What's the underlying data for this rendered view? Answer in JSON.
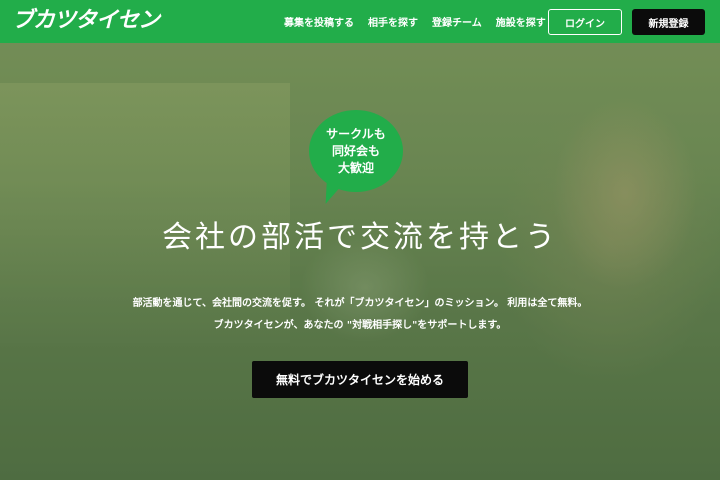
{
  "header": {
    "logo": "ブカツタイセン",
    "nav": [
      "募集を投稿する",
      "相手を探す",
      "登録チーム",
      "施設を探す"
    ],
    "login_label": "ログイン",
    "register_label": "新規登録"
  },
  "hero": {
    "bubble_lines": [
      "サークルも",
      "同好会も",
      "大歓迎"
    ],
    "title": "会社の部活で交流を持とう",
    "description_lines": [
      "部活動を通じて、会社間の交流を促す。 それが「ブカツタイセン」のミッション。 利用は全て無料。",
      "ブカツタイセンが、あなたの \"対戦相手探し\"をサポートします。"
    ],
    "cta_label": "無料でブカツタイセンを始める"
  },
  "colors": {
    "brand_green": "#22ad4a",
    "button_black": "#0b0b0b"
  }
}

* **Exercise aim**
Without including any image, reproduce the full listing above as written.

* **Answer section**
What's the underlying data for this rendered view? Answer in JSON.
{
  "header": {
    "logo": "ブカツタイセン",
    "nav": [
      "募集を投稿する",
      "相手を探す",
      "登録チーム",
      "施設を探す"
    ],
    "login_label": "ログイン",
    "register_label": "新規登録"
  },
  "hero": {
    "bubble_lines": [
      "サークルも",
      "同好会も",
      "大歓迎"
    ],
    "title": "会社の部活で交流を持とう",
    "description_lines": [
      "部活動を通じて、会社間の交流を促す。 それが「ブカツタイセン」のミッション。 利用は全て無料。",
      "ブカツタイセンが、あなたの \"対戦相手探し\"をサポートします。"
    ],
    "cta_label": "無料でブカツタイセンを始める"
  },
  "colors": {
    "brand_green": "#22ad4a",
    "button_black": "#0b0b0b"
  }
}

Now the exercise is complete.